The Communion & Liberation Press Office
November 18, 2010
- Tuesday, 16 November 2010 15:24
The privilege of having the relics of one’s patron coming to your home is a singular experience. Friends who are seminarians at Saint Vladimir’s Orthodox Theological Seminary welcomed their patron’s relics in solemn ceremony this past weekend.
An 11th century saint, Saint Vladimir is known in the Orthodox Church as the Holy and Great Prince Vladimir, Equal-to-the-Apostles who first experienced a dramatic conversion to Christ. He is credited with bringing Christianity to various places in Russia.
Saint Vladimir’s feast is commemorated in both the Orthodox and Latin Churches on July 15.
Thanks to Deacon Dustin Lyon for the photos.
- Saturday, 13 November 2010 11:00
As a way of
showing solidarity with our Christian brothers and sisters in Iraq who faced
such horrible circumstances because of their faith Jesus Christ, I am extendiing
an invitation to all of us: writing letter(s) of fraternal solidarity with our
brothers and sisters through the Chaldean Catholic Patriarch, His Beatitude, Patriarch Emmanuel III Delly.
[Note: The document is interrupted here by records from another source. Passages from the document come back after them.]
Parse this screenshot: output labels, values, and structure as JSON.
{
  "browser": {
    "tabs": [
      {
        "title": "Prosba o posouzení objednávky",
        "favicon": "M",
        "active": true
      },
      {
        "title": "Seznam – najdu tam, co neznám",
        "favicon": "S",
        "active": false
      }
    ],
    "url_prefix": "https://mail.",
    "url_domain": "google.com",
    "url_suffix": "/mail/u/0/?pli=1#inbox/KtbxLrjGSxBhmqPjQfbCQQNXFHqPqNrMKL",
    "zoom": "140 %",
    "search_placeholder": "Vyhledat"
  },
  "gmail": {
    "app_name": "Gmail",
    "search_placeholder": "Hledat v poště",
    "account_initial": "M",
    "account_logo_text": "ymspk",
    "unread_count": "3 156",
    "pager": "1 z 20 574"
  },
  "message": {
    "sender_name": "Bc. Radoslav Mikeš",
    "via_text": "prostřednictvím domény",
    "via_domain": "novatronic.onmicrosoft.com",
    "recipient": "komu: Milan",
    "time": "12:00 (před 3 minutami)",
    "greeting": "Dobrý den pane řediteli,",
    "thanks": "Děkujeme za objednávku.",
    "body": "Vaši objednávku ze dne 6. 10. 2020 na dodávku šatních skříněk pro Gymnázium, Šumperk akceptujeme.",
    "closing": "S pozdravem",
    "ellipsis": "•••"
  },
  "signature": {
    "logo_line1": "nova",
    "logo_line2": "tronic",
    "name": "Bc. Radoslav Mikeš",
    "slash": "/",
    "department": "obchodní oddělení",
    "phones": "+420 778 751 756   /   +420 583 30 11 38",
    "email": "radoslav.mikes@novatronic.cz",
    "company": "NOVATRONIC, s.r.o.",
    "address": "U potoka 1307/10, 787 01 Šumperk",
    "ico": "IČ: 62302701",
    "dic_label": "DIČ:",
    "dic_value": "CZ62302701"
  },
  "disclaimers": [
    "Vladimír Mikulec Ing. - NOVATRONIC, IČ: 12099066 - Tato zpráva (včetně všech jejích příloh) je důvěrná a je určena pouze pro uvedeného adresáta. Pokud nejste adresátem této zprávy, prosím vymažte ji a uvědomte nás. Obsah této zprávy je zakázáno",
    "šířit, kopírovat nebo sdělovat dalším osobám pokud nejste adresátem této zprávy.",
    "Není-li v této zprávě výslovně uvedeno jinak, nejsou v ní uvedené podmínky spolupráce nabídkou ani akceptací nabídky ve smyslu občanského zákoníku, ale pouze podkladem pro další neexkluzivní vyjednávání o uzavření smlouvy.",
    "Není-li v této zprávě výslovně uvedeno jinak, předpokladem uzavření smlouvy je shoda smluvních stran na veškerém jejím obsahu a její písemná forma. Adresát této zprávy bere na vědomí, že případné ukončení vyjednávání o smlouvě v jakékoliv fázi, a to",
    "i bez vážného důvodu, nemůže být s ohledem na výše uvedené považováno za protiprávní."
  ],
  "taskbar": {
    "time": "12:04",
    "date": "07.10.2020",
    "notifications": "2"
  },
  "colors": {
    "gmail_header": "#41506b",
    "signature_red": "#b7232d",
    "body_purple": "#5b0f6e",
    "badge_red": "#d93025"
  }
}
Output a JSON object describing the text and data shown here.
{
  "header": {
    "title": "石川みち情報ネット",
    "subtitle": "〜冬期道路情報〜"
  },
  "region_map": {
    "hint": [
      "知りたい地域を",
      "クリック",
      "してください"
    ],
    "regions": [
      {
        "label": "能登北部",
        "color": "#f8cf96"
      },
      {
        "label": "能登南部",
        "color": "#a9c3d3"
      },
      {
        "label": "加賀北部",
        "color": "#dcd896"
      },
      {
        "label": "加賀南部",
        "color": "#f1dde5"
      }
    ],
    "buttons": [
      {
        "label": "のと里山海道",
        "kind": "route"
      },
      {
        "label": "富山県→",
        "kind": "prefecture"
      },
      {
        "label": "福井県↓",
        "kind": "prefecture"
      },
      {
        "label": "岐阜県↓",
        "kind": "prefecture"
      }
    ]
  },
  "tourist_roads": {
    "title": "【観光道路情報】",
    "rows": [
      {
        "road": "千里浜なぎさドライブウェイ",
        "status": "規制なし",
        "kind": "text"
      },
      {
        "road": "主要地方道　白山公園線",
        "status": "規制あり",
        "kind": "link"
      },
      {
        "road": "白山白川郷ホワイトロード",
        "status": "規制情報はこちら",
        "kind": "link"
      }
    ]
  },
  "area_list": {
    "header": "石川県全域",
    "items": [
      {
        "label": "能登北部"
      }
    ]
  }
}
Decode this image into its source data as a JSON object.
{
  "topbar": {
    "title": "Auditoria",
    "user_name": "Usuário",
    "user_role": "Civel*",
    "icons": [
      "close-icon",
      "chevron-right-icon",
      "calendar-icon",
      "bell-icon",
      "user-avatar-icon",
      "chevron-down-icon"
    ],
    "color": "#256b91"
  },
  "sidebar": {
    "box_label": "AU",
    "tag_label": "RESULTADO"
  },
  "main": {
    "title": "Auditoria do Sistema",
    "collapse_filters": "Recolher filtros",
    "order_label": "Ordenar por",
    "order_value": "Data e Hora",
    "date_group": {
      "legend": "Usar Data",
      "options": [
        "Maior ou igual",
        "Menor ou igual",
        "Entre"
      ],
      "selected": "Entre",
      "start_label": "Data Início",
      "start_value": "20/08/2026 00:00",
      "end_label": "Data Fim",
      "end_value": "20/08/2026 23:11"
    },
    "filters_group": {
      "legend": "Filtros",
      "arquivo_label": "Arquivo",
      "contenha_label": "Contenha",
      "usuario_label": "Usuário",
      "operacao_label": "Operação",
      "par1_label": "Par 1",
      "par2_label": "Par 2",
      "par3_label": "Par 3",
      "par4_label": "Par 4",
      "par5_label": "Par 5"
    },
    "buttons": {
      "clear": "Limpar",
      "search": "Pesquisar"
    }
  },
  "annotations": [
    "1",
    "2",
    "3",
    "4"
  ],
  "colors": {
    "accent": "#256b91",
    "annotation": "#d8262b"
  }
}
He’s the head of the Conference of Catholic Bishops in Iraq.
An initiative of solidarity is proposed by members of Communion and Liberation
Our many friends
in the lay Catholic movement, Communion and Liberation have also moved by the
plight of Iraqi Christians has organized a gesture of solidarity with the Iraqi
Christians in the form of a letter campaign. One of our friends spoke with the Apostolic
Nuncio (the Pope’s ambassador) at the UN, Archbishop Francis Assisi Chullikatt who
said he’d be very happy for our initiative and offered his diplomatic pouch
(direct mail) to reach the Nunciature in Iraq.
So, if you are inclined to write an email in solidarity, you
may send it to firstname.lastname@example.org
and the email will be printed and hand-delivered to Archbishop
Chullikatt on Tuesday, November 16.
Messages ought to be addressed to His Beatitude, Patriarch Emmanuel
III Delly, Patriarch of Babylon of the Chaldeans.
- Saturday, 13 November 2010 09:48
The pain and suffering endured but not consumed by some people is an extraordinary testimony to Grace. The AP news stories about the Mass prayed in the church assaulted by the slayings of Syrian Christians on October 31 brings tears to my eyes especially when I read that the walls retained the blood and flesh of the victims. No doubt poignant relics of the witnesses of humanity and Christ. I bet you no one entered Our Lady of Salvation Church expecting to lay down their life in such a dramatic manner.
Our Lady of Salvation Church has become the School of the Cross and Resurrection in which new life is being formed and born. The Christian response is exactly what Jesus taught his followers: pray for your enemies and those persecute you for love of Me. The priest who celebrated the Divine Liturgy the other day told his congregants that “We will perform a strange kind of prayer because Christ tells us: ‘Love your enemies.'” Father Mukhlis also said that “We will pray for those who assaulted our church and shed the blood of our martyrs.”
Father Mukhlis recalled for his people that one of the murdered priests, Father Thair, said to his attackers: “Kill me, not the families and children.”
Have the Syrian Catholics become 21st century icons of love? How have we changed since hearing of these brutal deaths? What does Christ want us to learn from these events?